An estimated 1,000 witnesses. A jealous but wealthy husband. An equally wealthy man of society who has a propensity for taking young lovers.
Two plus two equals … not guilty.
There has always been a belief in two justice systems in America – one for the wealthy and well-connected, and one for everyone else. But you know what happens when two wealthy families are on opposite ends of a murder?
That depends, we suppose. In 1907-08, riches didn’t control the mind, and the mind proved to be a powerful defense.
It’s famously known as the “trial of the century” by American media at the time, as well-known architect Stanford White was shot and killed at the outdoor rooftop theater at Madison Square Garden in New York City, and coal and railroad heir Harry K. Thaw was put on trial for the very public murder in front of nearly 1,000 people who were watching a performance at the theater at the time of the shooting.

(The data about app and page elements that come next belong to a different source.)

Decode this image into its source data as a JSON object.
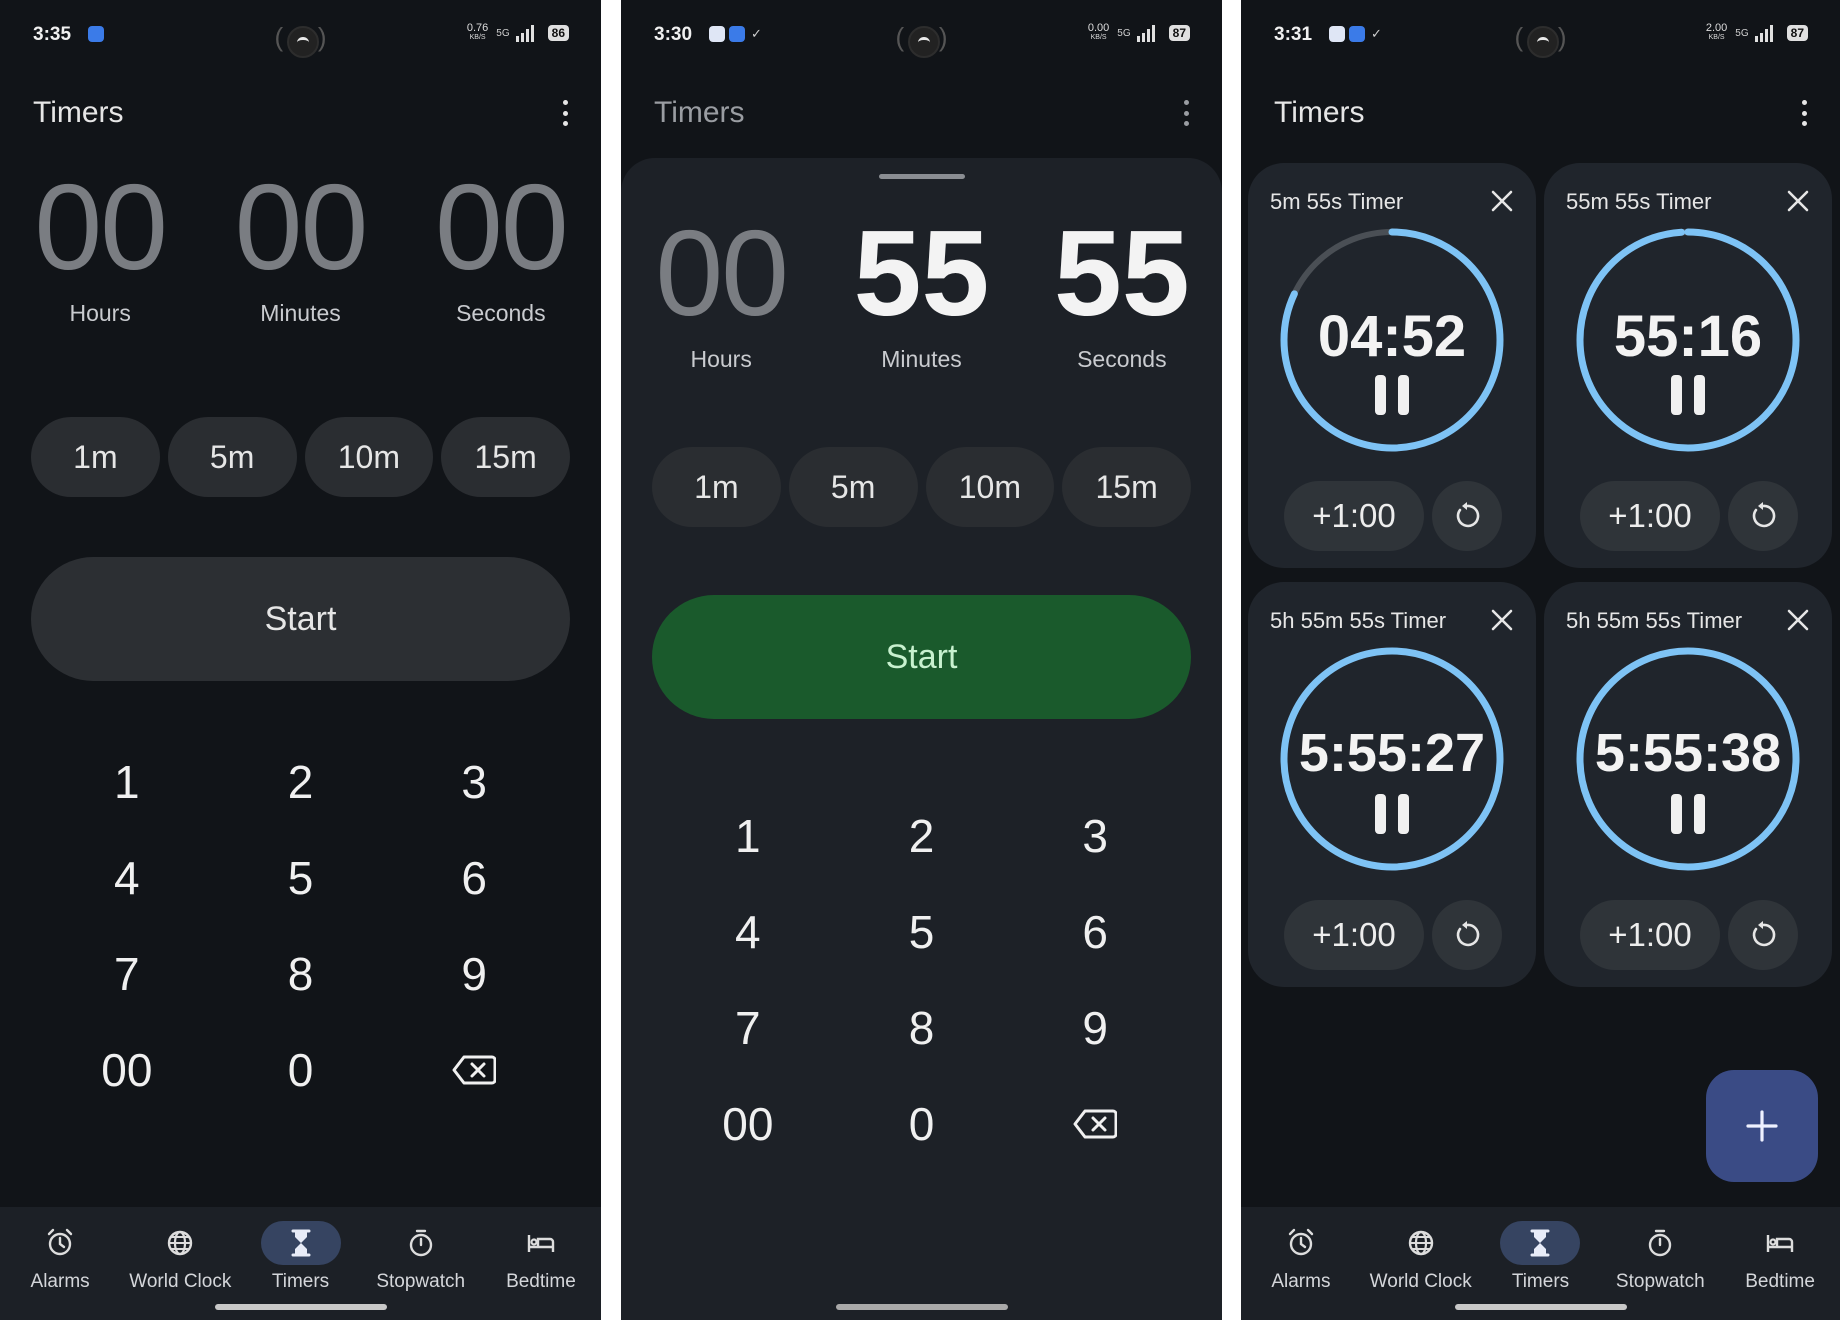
{
  "screens": [
    {
      "status": {
        "time": "3:35",
        "speed": "0.76",
        "speed_unit": "KB/S",
        "network": "5G",
        "battery": "86"
      },
      "title": "Timers",
      "entry": {
        "hours": "00",
        "minutes": "00",
        "seconds": "00",
        "hours_label": "Hours",
        "minutes_label": "Minutes",
        "seconds_label": "Seconds"
      },
      "presets": [
        "1m",
        "5m",
        "10m",
        "15m"
      ],
      "start_label": "Start",
      "keys": [
        "1",
        "2",
        "3",
        "4",
        "5",
        "6",
        "7",
        "8",
        "9",
        "00",
        "0"
      ]
    },
    {
      "status": {
        "time": "3:30",
        "speed": "0.00",
        "speed_unit": "KB/S",
        "network": "5G",
        "battery": "87"
      },
      "title": "Timers",
      "entry": {
        "hours": "00",
        "minutes": "55",
        "seconds": "55",
        "hours_label": "Hours",
        "minutes_label": "Minutes",
        "seconds_label": "Seconds"
      },
      "presets": [
        "1m",
        "5m",
        "10m",
        "15m"
      ],
      "start_label": "Start",
      "keys": [
        "1",
        "2",
        "3",
        "4",
        "5",
        "6",
        "7",
        "8",
        "9",
        "00",
        "0"
      ]
    },
    {
      "status": {
        "time": "3:31",
        "speed": "2.00",
        "speed_unit": "KB/S",
        "network": "5G",
        "battery": "87"
      },
      "title": "Timers",
      "timers": [
        {
          "name": "5m 55s Timer",
          "remaining": "04:52",
          "progress": 0.82,
          "add_label": "+1:00"
        },
        {
          "name": "55m 55s Timer",
          "remaining": "55:16",
          "progress": 0.99,
          "add_label": "+1:00"
        },
        {
          "name": "5h 55m 55s Timer",
          "remaining": "5:55:27",
          "progress": 1.0,
          "add_label": "+1:00"
        },
        {
          "name": "5h 55m 55s Timer",
          "remaining": "5:55:38",
          "progress": 1.0,
          "add_label": "+1:00"
        }
      ]
    }
  ],
  "nav": [
    "Alarms",
    "World Clock",
    "Timers",
    "Stopwatch",
    "Bedtime"
  ],
  "colors": {
    "background": "#111418",
    "start_active": "#1a5a2c",
    "ring": "#7ec3f5",
    "fab": "#3a4b85",
    "nav_active": "#364461"
  },
  "icons": {
    "nav": [
      "alarm-icon",
      "globe-icon",
      "hourglass-icon",
      "stopwatch-icon",
      "bed-icon"
    ],
    "other": [
      "more-vert-icon",
      "backspace-icon",
      "close-icon",
      "pause-icon",
      "reset-icon",
      "plus-icon"
    ]
  }
}
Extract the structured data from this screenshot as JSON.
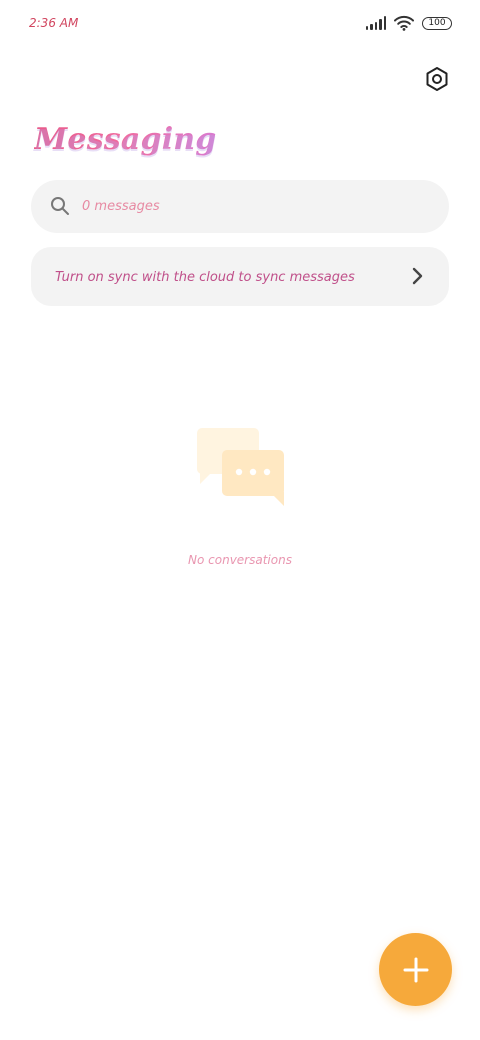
{
  "status_bar": {
    "time": "2:36 AM",
    "battery": "100",
    "icons": [
      "signal-icon",
      "wifi-icon",
      "battery-icon"
    ]
  },
  "header": {
    "title": "Messaging",
    "settings_icon": "settings-hex-icon"
  },
  "search": {
    "placeholder": "0 messages",
    "icon": "search-icon"
  },
  "sync_banner": {
    "text": "Turn on sync with the cloud to sync messages",
    "icon": "chevron-right-icon"
  },
  "empty_state": {
    "text": "No conversations",
    "icon": "chat-bubbles-icon"
  },
  "fab": {
    "icon": "plus-icon",
    "color": "#f6a93b"
  },
  "colors": {
    "accent_pink": "#e85a8a",
    "text_pink": "#c0508a",
    "fab_orange": "#f6a93b",
    "card_bg": "#f3f3f3"
  }
}
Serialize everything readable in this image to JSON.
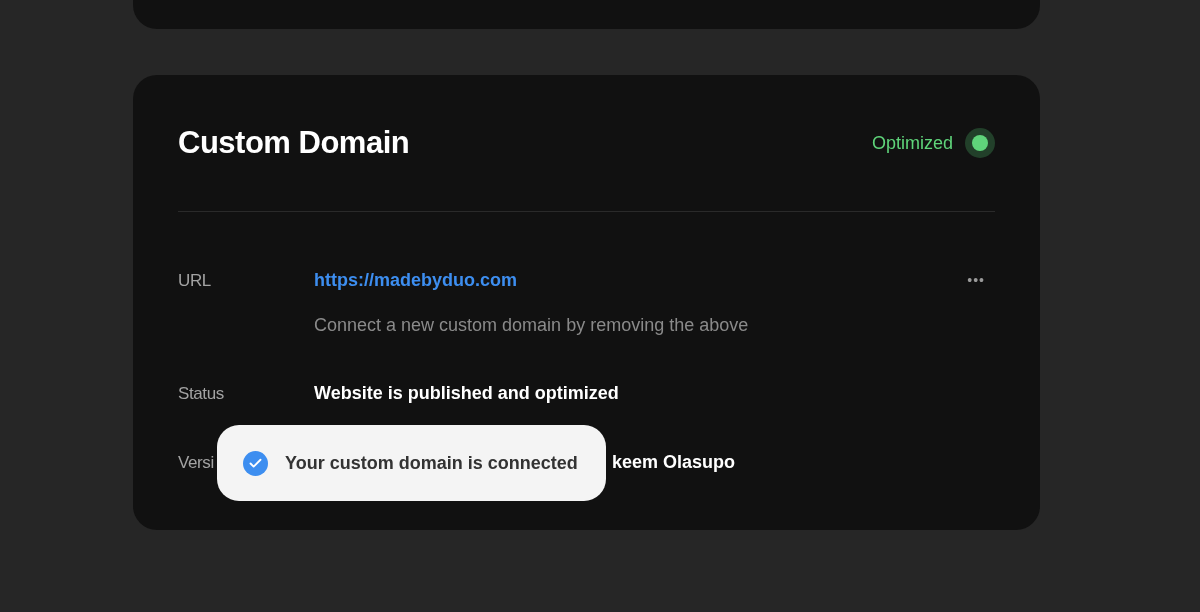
{
  "card": {
    "title": "Custom Domain",
    "status": {
      "label": "Optimized"
    },
    "rows": [
      {
        "kind": "link",
        "label": "URL",
        "value": "https://madebyduo.com",
        "hint": "Connect a new custom domain by removing the above",
        "menu": "•••"
      },
      {
        "kind": "text",
        "label": "Status",
        "value": "Website is published and optimized"
      },
      {
        "kind": "covered",
        "label": "Versi",
        "value": "keem Olasupo"
      }
    ]
  },
  "toast": {
    "message": "Your custom domain is connected"
  }
}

The setup is that Thaw had a lovely young wife named Evelyn Nesbit Thaw, who was a “supermodel” of the day, being featured on the covers of every major magazine in the country. Thaw learned that her bride had been involved with the noted lothario Mr. White prior to the marriage, and Thaw became quite jealous of, and obsessed with, Mr. White. There was a report that White had raped Mrs. Thaw, but that was not definitively corroborated.
Thaw was charged with the June 1906, murder, and went on trial in January 1907 in what was called the “trial of the century.” Thaw claimed an insanity defense, saying that he shot White in a fit of jealous rage over the previous relationship. After much deliberation, including evidence that suggested that Thaw was not temporarily insane but had a history of mental instability that was consistent throughout his family, the jury was hopelessly deadlocked in deciding whether Thaw committed murder, as several on the jury were convinced of the insanity defense.
After that hung trial, Thaw was re-tried a year later, in January 1908, and much of the same media circus followed along. Thaw remained in jail during this time, and maintained his insanity defense, despite all the witnesses to the shooting who all corroborated the story seeing Thaw shoot White in cold-blood leading to this death.
The second trial went much the way of the first, with Thaw’s defense team presenting him as a man mentally disturbed and especially triggered by the relationship of the woman he loved with a man who was the toast of New York society at the time. With the second jury, a verdict did come back – and Thaw was found not guilty by reason of insanity.
But instead of being freed, he was declared criminally insane and was sent to a mental institution until he was released in 1924, 16 years later.
Of course, there would be a couple more “trials of the century,” in the 20th century, but it is said that the Harry Thaw murder trial signaled the “end” of what was called the Gilded Age in America. It was known as one of the first great celebrity trials in America, and it was one of the early successful insanity defenses.